- **PROMPT**:
Report every line of the entries that contains the word "circle".

- **WORKING DATA**:
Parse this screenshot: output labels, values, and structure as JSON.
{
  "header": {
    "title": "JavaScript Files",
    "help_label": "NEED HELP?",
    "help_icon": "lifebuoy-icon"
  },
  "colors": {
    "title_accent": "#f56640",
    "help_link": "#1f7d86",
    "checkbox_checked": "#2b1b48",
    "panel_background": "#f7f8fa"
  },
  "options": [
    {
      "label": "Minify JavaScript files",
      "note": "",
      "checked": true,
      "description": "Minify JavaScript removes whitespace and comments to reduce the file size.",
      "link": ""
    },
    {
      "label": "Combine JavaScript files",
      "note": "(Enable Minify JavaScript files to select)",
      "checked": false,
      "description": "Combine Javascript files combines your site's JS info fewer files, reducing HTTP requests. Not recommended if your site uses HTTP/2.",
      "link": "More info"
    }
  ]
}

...

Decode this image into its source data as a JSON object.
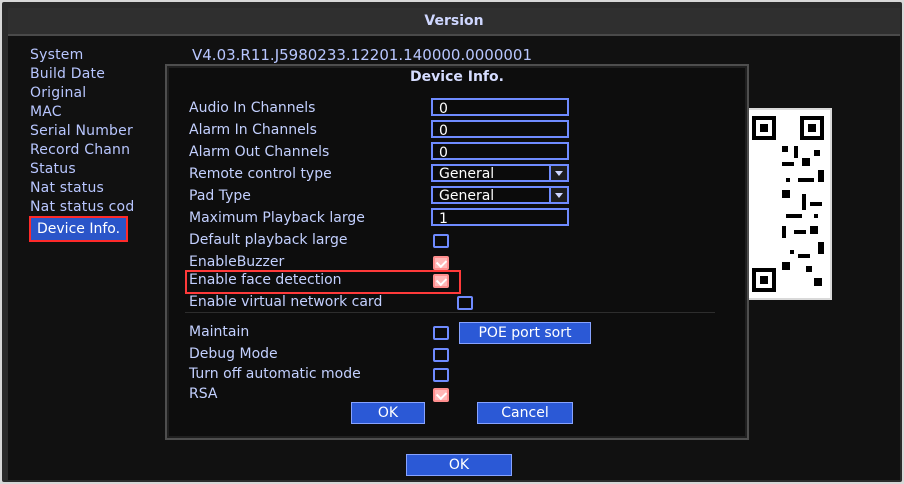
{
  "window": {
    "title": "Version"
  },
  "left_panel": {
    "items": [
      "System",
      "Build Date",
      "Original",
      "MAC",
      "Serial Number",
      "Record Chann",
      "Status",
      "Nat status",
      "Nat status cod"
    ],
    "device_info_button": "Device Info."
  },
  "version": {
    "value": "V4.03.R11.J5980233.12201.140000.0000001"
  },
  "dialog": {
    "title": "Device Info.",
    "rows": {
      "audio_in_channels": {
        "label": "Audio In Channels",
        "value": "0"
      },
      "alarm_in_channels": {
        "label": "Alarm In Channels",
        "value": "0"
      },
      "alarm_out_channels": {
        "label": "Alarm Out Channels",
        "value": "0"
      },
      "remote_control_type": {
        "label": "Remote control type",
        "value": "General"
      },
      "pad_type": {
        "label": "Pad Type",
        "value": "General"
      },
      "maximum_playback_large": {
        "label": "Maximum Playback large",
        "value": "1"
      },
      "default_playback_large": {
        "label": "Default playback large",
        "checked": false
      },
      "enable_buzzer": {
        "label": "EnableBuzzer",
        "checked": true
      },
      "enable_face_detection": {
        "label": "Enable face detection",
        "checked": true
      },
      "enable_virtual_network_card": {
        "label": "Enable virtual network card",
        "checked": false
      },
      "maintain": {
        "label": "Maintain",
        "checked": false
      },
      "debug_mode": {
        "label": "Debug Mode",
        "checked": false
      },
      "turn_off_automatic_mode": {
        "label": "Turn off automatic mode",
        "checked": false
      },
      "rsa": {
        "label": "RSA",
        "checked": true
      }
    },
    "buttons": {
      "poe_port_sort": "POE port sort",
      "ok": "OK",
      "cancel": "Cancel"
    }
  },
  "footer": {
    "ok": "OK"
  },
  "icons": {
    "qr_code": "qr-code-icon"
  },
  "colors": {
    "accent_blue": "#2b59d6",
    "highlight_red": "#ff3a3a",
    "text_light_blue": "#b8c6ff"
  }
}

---

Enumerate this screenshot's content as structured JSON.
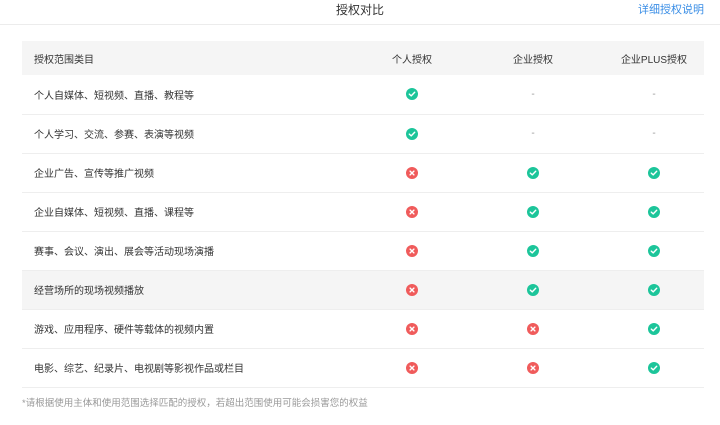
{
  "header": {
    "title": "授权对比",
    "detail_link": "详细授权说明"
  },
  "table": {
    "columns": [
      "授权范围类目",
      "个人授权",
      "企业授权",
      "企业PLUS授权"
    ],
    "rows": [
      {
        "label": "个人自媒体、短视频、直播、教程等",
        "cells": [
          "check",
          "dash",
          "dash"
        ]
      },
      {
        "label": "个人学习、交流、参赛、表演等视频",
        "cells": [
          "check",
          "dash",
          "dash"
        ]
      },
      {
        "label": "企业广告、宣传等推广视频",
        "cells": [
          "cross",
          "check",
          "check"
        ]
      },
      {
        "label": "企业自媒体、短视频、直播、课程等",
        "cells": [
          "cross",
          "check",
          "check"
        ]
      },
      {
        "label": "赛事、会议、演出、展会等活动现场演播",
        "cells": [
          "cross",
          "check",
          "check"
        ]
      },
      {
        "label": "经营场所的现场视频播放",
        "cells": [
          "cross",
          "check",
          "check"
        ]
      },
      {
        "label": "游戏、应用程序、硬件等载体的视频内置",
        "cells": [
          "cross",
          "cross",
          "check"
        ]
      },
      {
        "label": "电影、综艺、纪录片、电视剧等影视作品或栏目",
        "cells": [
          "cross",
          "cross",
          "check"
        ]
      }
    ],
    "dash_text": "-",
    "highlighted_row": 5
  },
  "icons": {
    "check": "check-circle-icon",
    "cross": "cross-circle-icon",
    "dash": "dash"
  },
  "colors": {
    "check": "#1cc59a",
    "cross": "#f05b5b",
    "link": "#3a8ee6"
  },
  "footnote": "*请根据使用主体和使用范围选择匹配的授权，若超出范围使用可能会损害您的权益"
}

- **SOLUTION TO THIS EXERCISE**:
    "check": "check-circle-icon",
    "cross": "cross-circle-icon",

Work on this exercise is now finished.